This is post # 2 in my series on the 2011 Trafficking in Persons Report. (See post # 1 here). Today I’m addressing the report’s evaluation of the U.S. government’s training programs to help officials identify and assist trafficked persons.
The report includes highlights of various training programs, as well as recommendations for additional ones. Perhaps most impressive is that all asylum field offices have held trainings to identify trafficking victims among their asylum applicants, and all future asylum officers must receive this training. Naturally, however, this raised a question: what about immigration judges? Many asylum seekers’ claims are never filed until after they are in removal proceedings, and thus an immigration judge is the only official to review their application. Extending the training program to immigration judges will help a far broader number of trafficking victims; limiting it to asylum officers halves its effectiveness.
The Department of State’s (DOS) report also notes that Department of Labor (DOL) investigators, often the first government officials to discover labor exploitation, are not given specific trafficking-related training, and the report recommends providing such training. DOS also noted that detention and removal officers are not trained to identify trafficked persons, and recommends training them. As evidence of the problem, the report notes examples cited by NGOs of potential trafficking victims held in immigration detention or placed into removal proceedings. While more could undoubtedly be said on that, DOS has at least highlighted the issue; the lack of training for DOL and detention officers is clearly a problem and it needs to be remedied. Let’s hope the recommendation is meant seriously.
One of the most troubling characterizations of an issue was DOS’s discussion of the 287(g) program. The program, as explained in the report, “authorizes state and local law enforcement agencies to carry out enforcement of certain immigration authorities related to the investigation, apprehension, and detention of unauthorized immigrations.” As an example of a good practice, the report points out that the training for law enforcement agencies that participate includes information about assisting trafficked persons. Then the report briefly mentions that NGOs have cited examples of non-citizen trafficking victims being afraid to report crimes to the police in 287(g) jurisdictions. No recommendation is made regarding this problem.
The way the report makes such bare mention of the problem is troubling enough. DOS could have perhaps more accurately stated the issue: the 287(g) program has probably impeded the discovery of trafficking situations and the provision of assistance to victims. Many advocates, as well as law enforcement officials in non-287(g) jurisdictions, have complained that the program will cause undocumented immigrants to avoid reporting crimes to the police, for fear of being detained on an immigration basis or deported. Advocates have also complained of racial profiling and other abuses of the program, problems apparently too unrelated to anti-trafficking efforts to be mentioned in the report. Given these issues, it seems unlikely that any training on trafficking will actually result in greater assistance being provided to trafficked persons in 287(g) jurisdictions.

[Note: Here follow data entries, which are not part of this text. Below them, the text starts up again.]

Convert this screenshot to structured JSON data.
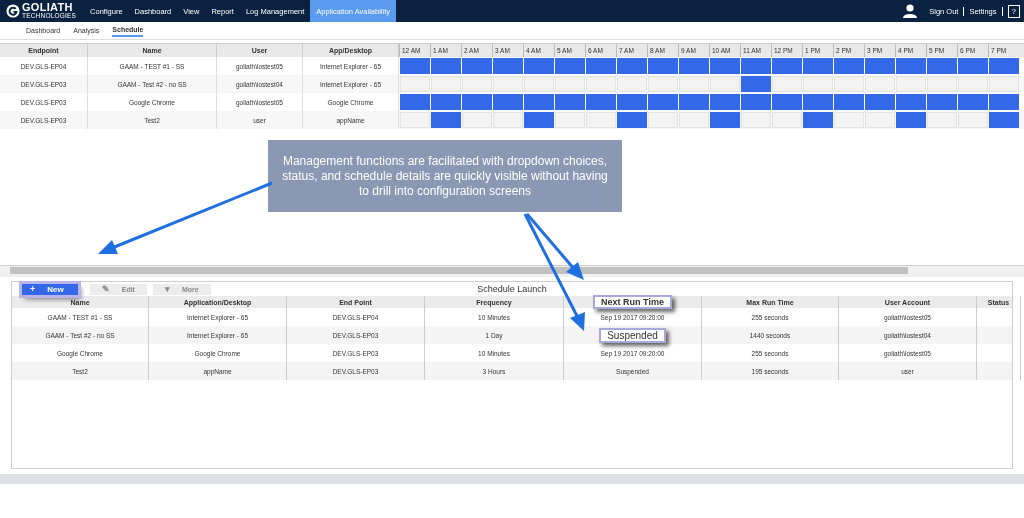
{
  "nav": {
    "logo": {
      "name": "GOLIATH",
      "subtitle": "TECHNOLOGIES"
    },
    "items": [
      {
        "label": "Configure",
        "selected": false
      },
      {
        "label": "Dashboard",
        "selected": false
      },
      {
        "label": "View",
        "selected": false
      },
      {
        "label": "Report",
        "selected": false
      },
      {
        "label": "Log Management",
        "selected": false
      },
      {
        "label": "Application Availability",
        "selected": true
      }
    ],
    "sign_out": "Sign Out",
    "settings": "Settings",
    "help": "?"
  },
  "subtabs": [
    {
      "label": "Dashboard",
      "selected": false
    },
    {
      "label": "Analysis",
      "selected": false
    },
    {
      "label": "Schedule",
      "selected": true
    }
  ],
  "timeline": {
    "columns": [
      "Endpoint",
      "Name",
      "User",
      "App/Desktop"
    ],
    "hours": [
      "12 AM",
      "1 AM",
      "2 AM",
      "3 AM",
      "4 AM",
      "5 AM",
      "6 AM",
      "7 AM",
      "8 AM",
      "9 AM",
      "10 AM",
      "11 AM",
      "12 PM",
      "1 PM",
      "2 PM",
      "3 PM",
      "4 PM",
      "5 PM",
      "6 PM",
      "7 PM"
    ],
    "rows": [
      {
        "cells": [
          "DEV.GLS-EP04",
          "GAAM - TEST #1 - SS",
          "goliath\\lostest05",
          "Internet Explorer - 65"
        ],
        "slots": [
          true,
          true,
          true,
          true,
          true,
          true,
          true,
          true,
          true,
          true,
          true,
          true,
          true,
          true,
          true,
          true,
          true,
          true,
          true,
          true
        ]
      },
      {
        "cells": [
          "DEV.GLS-EP03",
          "GAAM - Test #2 - no SS",
          "goliath\\lostest04",
          "Internet Explorer - 65"
        ],
        "slots": [
          false,
          false,
          false,
          false,
          false,
          false,
          false,
          false,
          false,
          false,
          false,
          true,
          false,
          false,
          false,
          false,
          false,
          false,
          false,
          false
        ]
      },
      {
        "cells": [
          "DEV.GLS-EP03",
          "Google Chrome",
          "goliath\\lostest05",
          "Google Chrome"
        ],
        "slots": [
          true,
          true,
          true,
          true,
          true,
          true,
          true,
          true,
          true,
          true,
          true,
          true,
          true,
          true,
          true,
          true,
          true,
          true,
          true,
          true
        ]
      },
      {
        "cells": [
          "DEV.GLS-EP03",
          "Test2",
          "user",
          "appName"
        ],
        "slots": [
          false,
          true,
          false,
          false,
          true,
          false,
          false,
          true,
          false,
          false,
          true,
          false,
          false,
          true,
          false,
          false,
          true,
          false,
          false,
          true
        ]
      }
    ]
  },
  "callout": "Management functions are facilitated with dropdown choices, status, and schedule details are quickly visible without having to drill into configuration screens",
  "schedule": {
    "title": "Schedule Launch",
    "buttons": [
      {
        "label": "New",
        "icon": "+",
        "disabled": false,
        "highlighted": true
      },
      {
        "label": "Edit",
        "icon": "✎",
        "disabled": true,
        "highlighted": false
      },
      {
        "label": "More",
        "icon": "▾",
        "disabled": true,
        "highlighted": false
      }
    ],
    "columns": [
      {
        "label": "Name",
        "highlighted": false
      },
      {
        "label": "Application/Desktop",
        "highlighted": false
      },
      {
        "label": "End Point",
        "highlighted": false
      },
      {
        "label": "Frequency",
        "highlighted": false
      },
      {
        "label": "Next Run Time",
        "highlighted": true
      },
      {
        "label": "Max Run Time",
        "highlighted": false
      },
      {
        "label": "User Account",
        "highlighted": false
      },
      {
        "label": "Status",
        "highlighted": false
      }
    ],
    "rows": [
      {
        "cells": [
          "GAAM - TEST #1 - SS",
          "Internet Explorer - 65",
          "DEV.GLS-EP04",
          "10 Minutes",
          "Sep 19 2017 09:20:00",
          "255 seconds",
          "goliath\\lostest05"
        ],
        "highlight_cell": false
      },
      {
        "cells": [
          "GAAM - Test #2 - no SS",
          "Internet Explorer - 65",
          "DEV.GLS-EP03",
          "1 Day",
          "Suspended",
          "1440 seconds",
          "goliath\\lostest04"
        ],
        "highlight_cell": true
      },
      {
        "cells": [
          "Google Chrome",
          "Google Chrome",
          "DEV.GLS-EP03",
          "10 Minutes",
          "Sep 19 2017 09:20:00",
          "255 seconds",
          "goliath\\lostest05"
        ],
        "highlight_cell": false
      },
      {
        "cells": [
          "Test2",
          "appName",
          "DEV.GLS-EP03",
          "3 Hours",
          "Suspended",
          "195 seconds",
          "user"
        ],
        "highlight_cell": false
      }
    ]
  }
}
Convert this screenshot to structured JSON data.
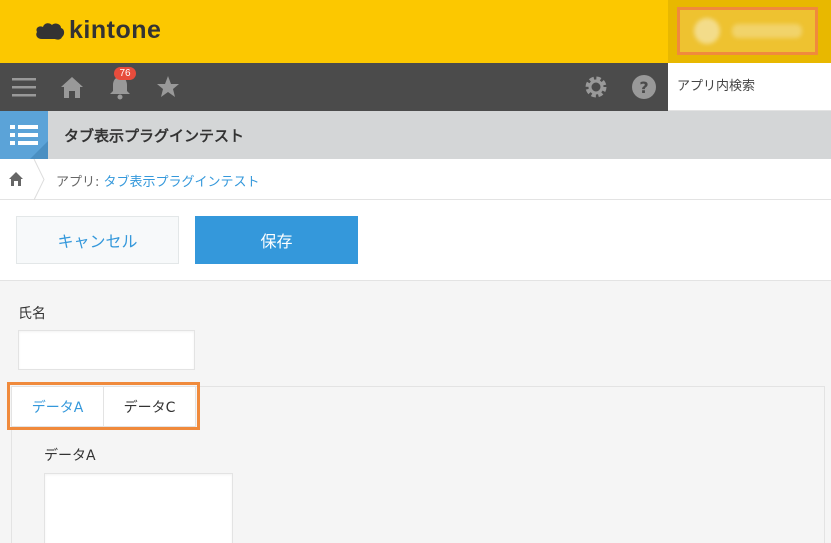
{
  "header": {
    "logo_text": "kintone",
    "colors": {
      "brand_yellow": "#fcc800",
      "highlight_orange": "#f08a3c",
      "accent_blue": "#3498db"
    }
  },
  "nav": {
    "notification_count": "76",
    "icons": [
      "menu-icon",
      "home-icon",
      "bell-icon",
      "star-icon",
      "gear-icon",
      "help-icon"
    ],
    "search_placeholder": "アプリ内検索"
  },
  "app": {
    "title": "タブ表示プラグインテスト"
  },
  "breadcrumb": {
    "prefix": "アプリ: ",
    "app_link": "タブ表示プラグインテスト"
  },
  "toolbar": {
    "cancel_label": "キャンセル",
    "save_label": "保存"
  },
  "form": {
    "name_label": "氏名",
    "name_value": "",
    "tabs": [
      {
        "label": "データA",
        "active": true
      },
      {
        "label": "データC",
        "active": false
      }
    ],
    "data_a_label": "データA",
    "data_a_value": ""
  }
}
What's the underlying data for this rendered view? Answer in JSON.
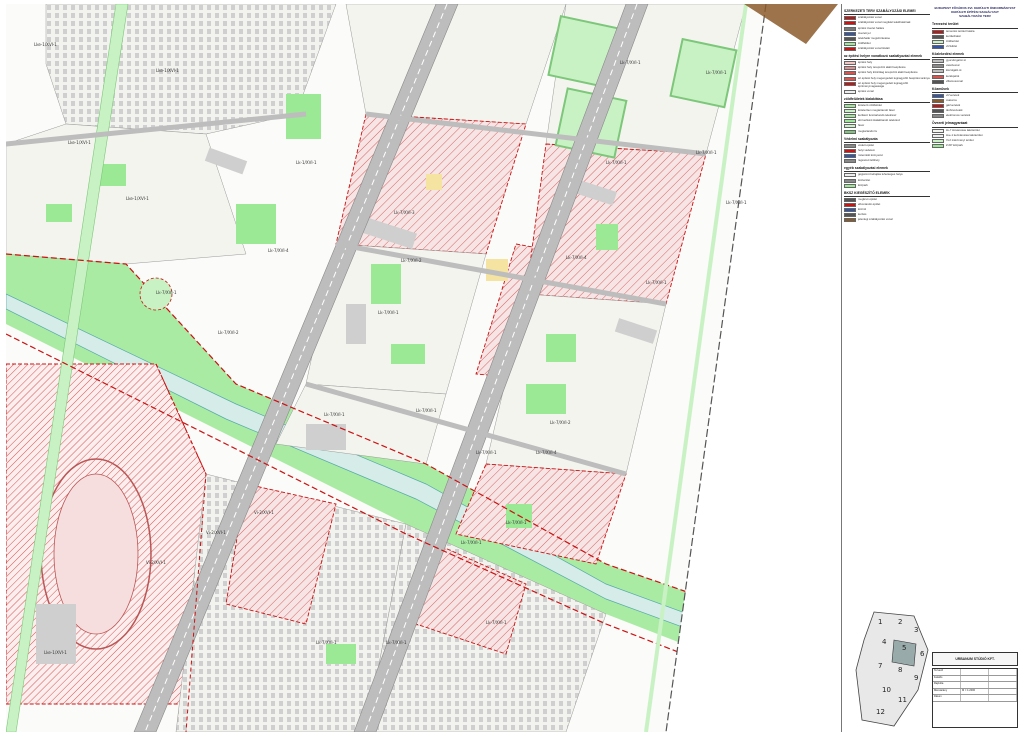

The training of asylum officers is a great first step, and DOL training should also prove a benefit for many trafficked persons. But the mere existence of a training program or training materials does not ensure that all the needs of trafficked persons will be met. Nor does it absolve the U.S. government of responsibility for overseeing its agencies and programs. I hope that the government takes the complaints it receives about programs like 287(g) more seriously than it appears from this report.